Craig Boyack is one of those engaging people you just love to have around. He has a blog where he talks about real-life things like pruning peach trees and perusing county fairs for pumpkin beer as well as his fiction writing process. His muses stay in his writing cabin which he welcomes us into from time to time. Most of his muses are characters from his books, which he has for free over the 1st, 2nd and 3rd of December; Wild Concept, Panama, and Arson, respectively. I started with his first published: Wild Concept .
X2 is a prototype robot created by a company that makes automations, but X2 is so much more than the typical robot. With the capacity to have human emotions and life-like qualities, X2 becomes Lisa Burton. Lisa has more compassion and common sense than your average human. Lisa is extraordinary in every way. Both a sci-fi and a crime novel, with her unique capabilities and the understanding she is gaining about human behavior, she is sent to join the local P.D. and sets about with her partner to catch a serial killer.
Lisa is an excellent sleuth, but she is also one of the most colorful and endearing characters you will find in a fiction novel. In her effort to be a capable companion, as well as a top-notch robot, Lisa develops the sort of deep and meaningful friendships meant to last a lifetime, and Bunny makes me want to get a cute little rabbit of my very own.
Boyack has a character that has no backstory. There is no history to Lisa Burton, but Boyack takes this thing and breathes a fascinating life into it. Lisa has style, many of them actually, and the fashions she picks for herself echo her adaptive abilities. The supporting characters are as equally well-developed and seem as real as people you would know in real-life, each with their unique personalities and behaviors.
Either Boyack is brilliant or he has done his research…perhaps both, he has Lisa Burton engaged in some complex situations she works diligently to resolve. The novel has a few grammatical errors and a couple of typos, but nothing that impedes the read. The writing is reasonably tight with respect to the story line, but lack of scene breaks make it read more like a stream of consciousness novel style. This was a fun read and exciting adventure. It also offers some room for deep reflection on prejudice and what it means to be different.
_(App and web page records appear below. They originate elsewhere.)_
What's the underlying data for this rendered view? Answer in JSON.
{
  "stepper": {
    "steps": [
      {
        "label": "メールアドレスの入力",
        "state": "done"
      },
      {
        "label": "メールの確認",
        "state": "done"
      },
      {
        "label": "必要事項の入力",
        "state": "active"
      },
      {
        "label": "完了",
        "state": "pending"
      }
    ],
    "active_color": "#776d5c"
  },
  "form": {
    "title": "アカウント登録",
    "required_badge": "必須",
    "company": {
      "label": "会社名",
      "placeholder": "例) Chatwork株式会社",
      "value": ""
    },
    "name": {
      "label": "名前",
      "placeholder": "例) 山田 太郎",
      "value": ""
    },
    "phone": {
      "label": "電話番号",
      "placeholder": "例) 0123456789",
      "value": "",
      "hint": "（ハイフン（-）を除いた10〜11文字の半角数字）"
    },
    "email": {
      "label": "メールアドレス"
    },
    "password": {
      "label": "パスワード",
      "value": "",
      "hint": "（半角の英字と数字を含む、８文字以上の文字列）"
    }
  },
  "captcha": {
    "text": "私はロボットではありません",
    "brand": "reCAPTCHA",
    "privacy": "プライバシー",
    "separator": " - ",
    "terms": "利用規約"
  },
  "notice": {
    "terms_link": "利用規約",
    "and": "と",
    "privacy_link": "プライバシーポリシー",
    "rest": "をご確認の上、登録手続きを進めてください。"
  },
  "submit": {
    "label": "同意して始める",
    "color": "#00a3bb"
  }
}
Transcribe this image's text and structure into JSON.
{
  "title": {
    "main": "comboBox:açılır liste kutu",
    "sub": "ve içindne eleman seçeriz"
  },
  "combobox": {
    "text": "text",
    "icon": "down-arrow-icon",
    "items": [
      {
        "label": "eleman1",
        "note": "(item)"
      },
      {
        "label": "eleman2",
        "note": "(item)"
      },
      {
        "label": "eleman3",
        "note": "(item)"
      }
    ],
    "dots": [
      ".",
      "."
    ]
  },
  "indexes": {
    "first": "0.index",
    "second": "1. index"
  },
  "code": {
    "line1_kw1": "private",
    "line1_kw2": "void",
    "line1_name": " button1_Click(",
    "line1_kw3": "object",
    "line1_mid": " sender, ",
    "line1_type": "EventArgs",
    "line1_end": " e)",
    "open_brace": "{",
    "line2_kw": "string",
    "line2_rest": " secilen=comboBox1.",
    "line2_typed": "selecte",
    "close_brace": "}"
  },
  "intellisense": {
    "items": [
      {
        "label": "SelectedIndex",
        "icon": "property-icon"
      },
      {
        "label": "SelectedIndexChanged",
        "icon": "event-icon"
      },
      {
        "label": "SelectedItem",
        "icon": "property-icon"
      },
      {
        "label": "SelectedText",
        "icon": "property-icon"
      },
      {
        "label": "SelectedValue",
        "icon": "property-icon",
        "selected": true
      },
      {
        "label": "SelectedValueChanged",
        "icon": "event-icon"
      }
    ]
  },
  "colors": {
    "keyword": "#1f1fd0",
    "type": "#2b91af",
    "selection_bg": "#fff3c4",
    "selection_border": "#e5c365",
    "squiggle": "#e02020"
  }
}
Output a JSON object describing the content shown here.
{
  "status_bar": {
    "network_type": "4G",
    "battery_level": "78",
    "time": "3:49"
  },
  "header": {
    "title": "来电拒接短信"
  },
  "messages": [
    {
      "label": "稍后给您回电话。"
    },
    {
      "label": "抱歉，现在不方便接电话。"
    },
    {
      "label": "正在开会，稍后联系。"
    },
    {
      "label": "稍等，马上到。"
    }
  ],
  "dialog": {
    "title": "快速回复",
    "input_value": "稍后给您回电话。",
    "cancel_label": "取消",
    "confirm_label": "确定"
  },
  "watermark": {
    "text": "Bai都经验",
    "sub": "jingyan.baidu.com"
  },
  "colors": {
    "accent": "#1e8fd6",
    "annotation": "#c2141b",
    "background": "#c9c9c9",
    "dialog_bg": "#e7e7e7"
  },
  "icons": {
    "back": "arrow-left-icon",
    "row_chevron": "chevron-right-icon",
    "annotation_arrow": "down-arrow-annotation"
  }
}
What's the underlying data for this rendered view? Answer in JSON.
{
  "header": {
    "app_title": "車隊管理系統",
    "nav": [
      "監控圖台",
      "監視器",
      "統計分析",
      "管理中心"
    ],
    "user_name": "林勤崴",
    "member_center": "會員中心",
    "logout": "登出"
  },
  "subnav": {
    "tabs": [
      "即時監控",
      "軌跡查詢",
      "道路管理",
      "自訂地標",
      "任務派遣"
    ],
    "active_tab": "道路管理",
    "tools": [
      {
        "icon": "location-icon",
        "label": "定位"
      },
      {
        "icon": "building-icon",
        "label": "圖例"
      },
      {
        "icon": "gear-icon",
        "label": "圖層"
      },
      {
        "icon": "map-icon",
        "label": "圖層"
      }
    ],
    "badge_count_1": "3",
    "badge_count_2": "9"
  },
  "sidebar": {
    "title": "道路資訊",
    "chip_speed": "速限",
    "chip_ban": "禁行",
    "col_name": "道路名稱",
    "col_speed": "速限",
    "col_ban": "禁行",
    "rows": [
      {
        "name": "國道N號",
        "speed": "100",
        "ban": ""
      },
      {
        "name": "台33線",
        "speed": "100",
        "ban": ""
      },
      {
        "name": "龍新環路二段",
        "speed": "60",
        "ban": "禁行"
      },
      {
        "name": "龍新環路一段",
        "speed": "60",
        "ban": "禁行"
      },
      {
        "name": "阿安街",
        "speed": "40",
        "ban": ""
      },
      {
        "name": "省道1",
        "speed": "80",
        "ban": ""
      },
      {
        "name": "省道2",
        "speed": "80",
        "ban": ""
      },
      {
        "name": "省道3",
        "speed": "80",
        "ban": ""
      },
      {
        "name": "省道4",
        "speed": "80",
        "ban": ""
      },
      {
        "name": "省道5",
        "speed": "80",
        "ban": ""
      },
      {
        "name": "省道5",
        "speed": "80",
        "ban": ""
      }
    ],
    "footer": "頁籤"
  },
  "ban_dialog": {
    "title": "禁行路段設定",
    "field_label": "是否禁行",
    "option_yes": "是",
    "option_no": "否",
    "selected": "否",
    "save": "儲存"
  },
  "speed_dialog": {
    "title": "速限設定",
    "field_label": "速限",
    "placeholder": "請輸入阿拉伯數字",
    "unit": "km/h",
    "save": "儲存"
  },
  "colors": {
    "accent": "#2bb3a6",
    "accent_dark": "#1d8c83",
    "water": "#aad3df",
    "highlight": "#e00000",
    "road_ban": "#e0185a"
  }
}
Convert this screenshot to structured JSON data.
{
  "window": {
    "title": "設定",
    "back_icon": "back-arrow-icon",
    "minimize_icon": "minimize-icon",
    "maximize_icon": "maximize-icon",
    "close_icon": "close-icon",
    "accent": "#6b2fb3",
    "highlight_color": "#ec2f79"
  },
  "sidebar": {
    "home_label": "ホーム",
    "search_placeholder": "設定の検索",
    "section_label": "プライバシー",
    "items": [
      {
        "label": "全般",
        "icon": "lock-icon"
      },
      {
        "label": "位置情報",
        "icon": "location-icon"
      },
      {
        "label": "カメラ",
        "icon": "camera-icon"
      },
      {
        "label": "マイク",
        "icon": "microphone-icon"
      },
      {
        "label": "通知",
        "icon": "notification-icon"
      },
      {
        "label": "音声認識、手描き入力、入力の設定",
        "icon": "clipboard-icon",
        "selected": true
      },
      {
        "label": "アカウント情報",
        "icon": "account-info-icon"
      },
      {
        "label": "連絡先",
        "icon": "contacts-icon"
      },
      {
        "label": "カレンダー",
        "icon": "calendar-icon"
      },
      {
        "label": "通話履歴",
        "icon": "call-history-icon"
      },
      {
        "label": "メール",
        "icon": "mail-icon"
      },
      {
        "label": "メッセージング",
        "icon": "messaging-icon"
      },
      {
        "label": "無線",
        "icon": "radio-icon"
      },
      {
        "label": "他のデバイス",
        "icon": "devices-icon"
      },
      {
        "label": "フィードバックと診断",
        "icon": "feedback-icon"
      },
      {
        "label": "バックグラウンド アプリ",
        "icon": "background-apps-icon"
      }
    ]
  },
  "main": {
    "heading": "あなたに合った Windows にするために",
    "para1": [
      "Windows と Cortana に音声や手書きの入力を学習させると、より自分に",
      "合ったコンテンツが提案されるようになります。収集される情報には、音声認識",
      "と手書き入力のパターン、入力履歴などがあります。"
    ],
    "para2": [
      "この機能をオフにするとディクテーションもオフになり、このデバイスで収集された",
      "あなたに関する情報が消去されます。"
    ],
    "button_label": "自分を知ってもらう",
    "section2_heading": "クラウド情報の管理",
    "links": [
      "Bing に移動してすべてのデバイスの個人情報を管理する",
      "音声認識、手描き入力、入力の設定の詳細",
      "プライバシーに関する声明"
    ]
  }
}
If you are looking for an entertaining read that will make you think about mankind’s journey beyond the natural, make you smile and make you cry, this is a neat little story to pick up.